A mated hen picks a secluded nesting site, usually at the base of a tree or under a fallen log, and lays 6 to 16 white or buff eggs in a leaf-lined depression in the ground. The hen may re-nest if nest destruction occurs. The incubation period is approximately 24 days. The male does not help the female incubate eggs or brood young.

Chicks are precocial and the hen will usually lead them away from the nest within 24 hours of hatching. Chicks develop rapidly. Within their first week, chicks are capable of low buzzy flight. At three weeks, they can fly well. By autumn they look and act like adults. In early fall, birds of the year may exhibit a strange period of restlessness known as the “fall shuffle” or “crazy flight.” During this time, young grouse take off in undirected flight and may be killed when they crash into trees, fences, windows and walls. The fall shuffle may serve to scatter broods, and mix the genetics in a population. Juvenile mortality is high. Studies indicate more than three quarters of all chicks die within 35 days of hatching – the majority die from predation or exposure within the first week. Among adults, annual survival is roughly 50 percent, and relatively few live to be two years of age.

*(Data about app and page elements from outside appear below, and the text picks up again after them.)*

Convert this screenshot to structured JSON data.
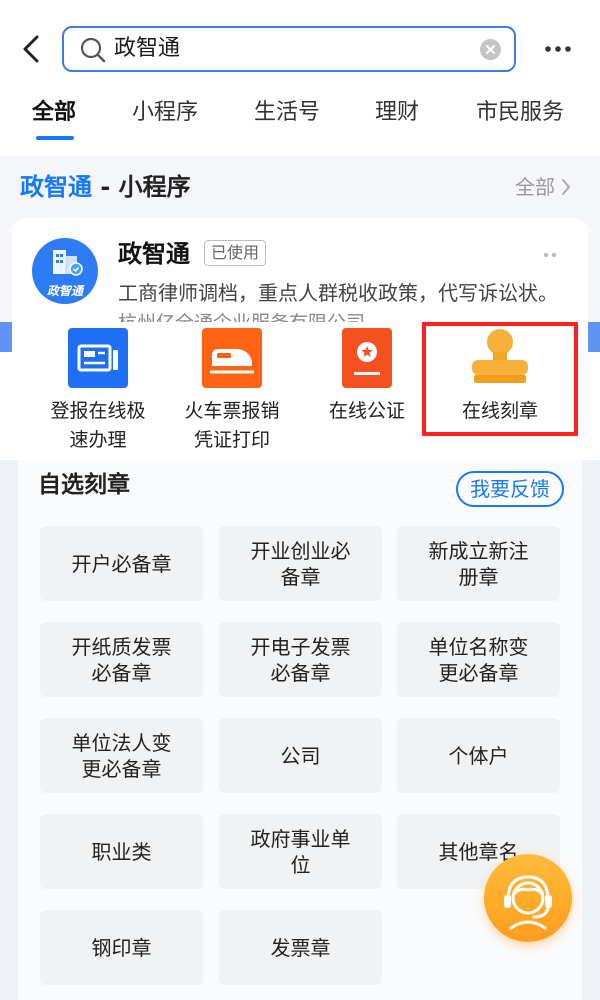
{
  "header": {
    "back_icon": "chevron-left-icon",
    "search": {
      "value": "政智通",
      "icon": "search-icon",
      "clear_icon": "clear-icon"
    },
    "more_icon": "more-icon"
  },
  "tabs": [
    {
      "label": "全部",
      "active": true
    },
    {
      "label": "小程序",
      "active": false
    },
    {
      "label": "生活号",
      "active": false
    },
    {
      "label": "理财",
      "active": false
    },
    {
      "label": "市民服务",
      "active": false
    }
  ],
  "section": {
    "title_highlight": "政智通",
    "title_rest": " - 小程序",
    "all_label": "全部",
    "all_icon": "chevron-right-icon"
  },
  "app_card": {
    "icon": "zhengzhitong-logo",
    "logo_text": "政智通",
    "name": "政智通",
    "badge": "已使用",
    "more_icon": "more-icon",
    "description": "工商律师调档，重点人群税收政策，代写诉讼状。",
    "company": "杭州亿全通企业服务有限公司"
  },
  "services": [
    {
      "label": "登报在线极速办理",
      "icon": "newspaper-icon",
      "color": "#1e6ff5"
    },
    {
      "label": "火车票报销凭证打印",
      "icon": "train-icon",
      "color": "#ff6414"
    },
    {
      "label": "在线公证",
      "icon": "certificate-icon",
      "color": "#f4511e"
    },
    {
      "label": "在线刻章",
      "icon": "stamp-icon",
      "color": "#f7b13a",
      "highlighted": true
    }
  ],
  "highlight_color": "#ff2020",
  "stamp_panel": {
    "title": "自选刻章",
    "feedback_label": "我要反馈",
    "items": [
      "开户必备章",
      "开业创业必备章",
      "新成立新注册章",
      "开纸质发票必备章",
      "开电子发票必备章",
      "单位名称变更必备章",
      "单位法人变更必备章",
      "公司",
      "个体户",
      "职业类",
      "政府事业单位",
      "其他章名",
      "钢印章",
      "发票章"
    ]
  },
  "floating_button": {
    "icon": "customer-service-icon",
    "color": "#ffaa2a"
  },
  "colors": {
    "accent": "#1677ff",
    "tile_bg": "#f1f2f4"
  }
}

Many factors affect the size of the ruffed grouse population, including winter food supply and spring weather conditions. A cold, wet spring following a winter with limited hard mast supplies can result in lower numbers of successful hatches.

Female grouse body condition in the spring may suffer during years with limited hard mast, and chick survival is low during periods of cold, drenching rains. Grouse can contract a variety of diseases and parasites which may kill or weaken them. Recent Game Commission research has shown that our grouse populations are heavily-impacted by West Nile virus mortality.

Grouse are vulnerable to both avian and mammalian predators, with mammals taking primarily chicks and avian predators taking primarily adults. Providing high-quality habitat is one way that managers strive to limit the effects of grouse mortality factors. Grouse in healthy young forests have many ways to hide from and escape predators, and putting this habitat in areas of low West Nile virus risk can help limit disease losses.

Beyond habitat creation, the Game Commission also works to ensure that seasons and bag limits are managed appropriately so that overharvest does not occur.


Habitat is the most important factor affecting the size of Pennsylvania’s grouse population. Healthy young forests provide multiple benefits to ruffed grouse. Forests less than 20 years old offer abundant food in all seasons, protection from predators, and safe spaces during severe weather. Recent data indicates that grouse populations recover more quickly from West Nile virus losses in areas of high-quality and highly-abundant habitat. These healthy young forests support many other declining game and non-game species and managing young forests furthers the Game Commission’s goal of managing healthy and resilient forests for future Pennsylvanians.